§ **Work task**:
Write out each line from the data below that includes the word "verified".

Input material START

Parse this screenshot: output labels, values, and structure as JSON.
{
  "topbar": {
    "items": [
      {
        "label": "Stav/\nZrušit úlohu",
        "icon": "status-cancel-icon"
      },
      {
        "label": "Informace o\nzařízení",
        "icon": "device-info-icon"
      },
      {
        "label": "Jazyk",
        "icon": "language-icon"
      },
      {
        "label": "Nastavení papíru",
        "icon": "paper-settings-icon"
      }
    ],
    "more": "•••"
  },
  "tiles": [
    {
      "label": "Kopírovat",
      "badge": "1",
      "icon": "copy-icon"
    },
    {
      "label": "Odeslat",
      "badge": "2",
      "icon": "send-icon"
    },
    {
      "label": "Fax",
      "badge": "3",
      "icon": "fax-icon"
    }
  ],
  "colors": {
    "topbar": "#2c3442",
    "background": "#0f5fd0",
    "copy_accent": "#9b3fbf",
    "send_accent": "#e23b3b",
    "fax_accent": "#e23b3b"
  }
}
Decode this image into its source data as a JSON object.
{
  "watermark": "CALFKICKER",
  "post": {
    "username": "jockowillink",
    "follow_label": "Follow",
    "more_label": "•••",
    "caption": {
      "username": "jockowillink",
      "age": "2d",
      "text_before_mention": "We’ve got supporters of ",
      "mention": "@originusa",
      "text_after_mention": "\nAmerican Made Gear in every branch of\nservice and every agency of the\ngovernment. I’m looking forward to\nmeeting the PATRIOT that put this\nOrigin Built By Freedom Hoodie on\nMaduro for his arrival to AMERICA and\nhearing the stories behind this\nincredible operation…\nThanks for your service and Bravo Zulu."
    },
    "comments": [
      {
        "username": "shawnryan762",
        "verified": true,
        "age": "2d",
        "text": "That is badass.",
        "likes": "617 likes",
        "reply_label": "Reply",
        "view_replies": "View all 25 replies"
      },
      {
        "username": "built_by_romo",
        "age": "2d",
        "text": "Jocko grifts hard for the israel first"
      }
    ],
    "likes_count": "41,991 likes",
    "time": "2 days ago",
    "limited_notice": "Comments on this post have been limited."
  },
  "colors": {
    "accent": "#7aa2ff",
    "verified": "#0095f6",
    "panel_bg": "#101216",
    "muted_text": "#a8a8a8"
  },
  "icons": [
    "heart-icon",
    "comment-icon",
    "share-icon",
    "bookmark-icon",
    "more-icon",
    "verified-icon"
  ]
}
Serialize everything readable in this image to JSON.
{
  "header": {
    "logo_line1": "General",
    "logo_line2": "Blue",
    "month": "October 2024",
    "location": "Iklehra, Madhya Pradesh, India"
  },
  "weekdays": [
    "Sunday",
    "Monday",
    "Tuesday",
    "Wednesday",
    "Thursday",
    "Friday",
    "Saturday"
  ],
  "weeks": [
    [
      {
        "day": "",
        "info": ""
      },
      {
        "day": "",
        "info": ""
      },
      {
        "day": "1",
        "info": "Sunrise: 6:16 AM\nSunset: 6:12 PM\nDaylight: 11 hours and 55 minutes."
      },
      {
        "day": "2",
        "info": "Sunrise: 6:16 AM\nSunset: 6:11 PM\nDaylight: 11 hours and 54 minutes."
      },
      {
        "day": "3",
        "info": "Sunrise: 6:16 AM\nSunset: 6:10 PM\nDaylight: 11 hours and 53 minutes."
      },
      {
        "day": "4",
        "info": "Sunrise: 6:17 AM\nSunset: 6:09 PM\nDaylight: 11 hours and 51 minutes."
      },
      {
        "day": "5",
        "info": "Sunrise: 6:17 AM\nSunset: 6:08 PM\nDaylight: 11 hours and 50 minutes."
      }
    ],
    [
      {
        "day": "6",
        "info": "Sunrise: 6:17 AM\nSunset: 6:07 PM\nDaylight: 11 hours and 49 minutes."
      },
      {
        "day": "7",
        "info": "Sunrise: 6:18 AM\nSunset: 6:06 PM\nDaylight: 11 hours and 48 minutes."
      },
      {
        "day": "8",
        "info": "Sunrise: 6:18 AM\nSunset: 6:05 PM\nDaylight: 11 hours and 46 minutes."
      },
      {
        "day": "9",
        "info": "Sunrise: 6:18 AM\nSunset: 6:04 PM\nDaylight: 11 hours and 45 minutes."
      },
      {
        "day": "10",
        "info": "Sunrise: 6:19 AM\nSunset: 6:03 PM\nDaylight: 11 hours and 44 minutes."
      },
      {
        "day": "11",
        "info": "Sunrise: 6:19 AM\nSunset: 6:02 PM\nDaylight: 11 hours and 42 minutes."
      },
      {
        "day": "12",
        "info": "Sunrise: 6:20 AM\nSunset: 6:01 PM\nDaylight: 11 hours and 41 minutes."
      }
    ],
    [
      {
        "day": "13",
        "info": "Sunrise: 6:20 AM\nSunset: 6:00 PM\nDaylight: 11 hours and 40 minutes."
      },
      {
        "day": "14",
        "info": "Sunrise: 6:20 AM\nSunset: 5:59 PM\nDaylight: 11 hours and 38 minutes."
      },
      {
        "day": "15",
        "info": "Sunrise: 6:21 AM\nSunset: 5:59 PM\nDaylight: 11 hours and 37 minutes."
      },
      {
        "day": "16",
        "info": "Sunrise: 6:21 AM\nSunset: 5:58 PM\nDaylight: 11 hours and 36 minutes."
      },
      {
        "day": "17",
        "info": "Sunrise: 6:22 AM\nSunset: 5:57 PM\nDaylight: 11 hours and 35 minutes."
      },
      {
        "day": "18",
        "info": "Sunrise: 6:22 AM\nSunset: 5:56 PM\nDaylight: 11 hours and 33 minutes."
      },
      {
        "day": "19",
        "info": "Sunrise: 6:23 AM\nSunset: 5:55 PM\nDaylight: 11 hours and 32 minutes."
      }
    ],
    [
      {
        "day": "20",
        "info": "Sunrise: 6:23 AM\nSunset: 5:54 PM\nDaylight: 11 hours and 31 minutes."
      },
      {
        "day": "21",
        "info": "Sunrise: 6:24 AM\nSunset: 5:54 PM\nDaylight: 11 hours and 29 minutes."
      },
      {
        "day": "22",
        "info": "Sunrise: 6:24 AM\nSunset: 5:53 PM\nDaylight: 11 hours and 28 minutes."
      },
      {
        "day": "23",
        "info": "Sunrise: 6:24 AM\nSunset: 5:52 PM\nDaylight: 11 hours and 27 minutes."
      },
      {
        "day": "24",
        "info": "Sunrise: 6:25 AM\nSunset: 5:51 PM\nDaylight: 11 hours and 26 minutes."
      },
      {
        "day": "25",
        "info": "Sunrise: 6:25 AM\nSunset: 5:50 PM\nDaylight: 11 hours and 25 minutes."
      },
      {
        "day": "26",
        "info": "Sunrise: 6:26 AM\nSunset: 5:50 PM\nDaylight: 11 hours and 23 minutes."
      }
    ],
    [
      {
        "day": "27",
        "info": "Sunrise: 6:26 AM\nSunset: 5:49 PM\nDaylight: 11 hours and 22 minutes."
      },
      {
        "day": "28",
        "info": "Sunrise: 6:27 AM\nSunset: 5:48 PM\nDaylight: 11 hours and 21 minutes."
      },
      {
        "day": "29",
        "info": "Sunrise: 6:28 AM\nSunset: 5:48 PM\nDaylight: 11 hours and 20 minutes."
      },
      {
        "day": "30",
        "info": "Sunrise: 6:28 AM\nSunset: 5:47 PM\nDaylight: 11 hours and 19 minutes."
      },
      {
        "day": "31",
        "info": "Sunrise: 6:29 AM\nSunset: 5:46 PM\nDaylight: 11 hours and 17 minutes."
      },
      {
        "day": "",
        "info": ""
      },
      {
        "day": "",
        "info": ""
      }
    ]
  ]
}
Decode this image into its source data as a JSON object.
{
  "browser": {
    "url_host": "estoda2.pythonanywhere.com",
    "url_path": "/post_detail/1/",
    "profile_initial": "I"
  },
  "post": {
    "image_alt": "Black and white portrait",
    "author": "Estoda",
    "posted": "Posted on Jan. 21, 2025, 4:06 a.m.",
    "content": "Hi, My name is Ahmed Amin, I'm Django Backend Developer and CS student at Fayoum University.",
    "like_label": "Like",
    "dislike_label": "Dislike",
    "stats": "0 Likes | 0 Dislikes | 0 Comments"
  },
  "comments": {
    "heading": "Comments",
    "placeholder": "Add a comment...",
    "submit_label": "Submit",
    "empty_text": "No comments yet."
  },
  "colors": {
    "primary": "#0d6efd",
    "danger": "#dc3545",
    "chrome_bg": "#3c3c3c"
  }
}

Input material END

§ **Response box**:
        "verified": true,
    "verified": "#0095f6",
    "verified-icon"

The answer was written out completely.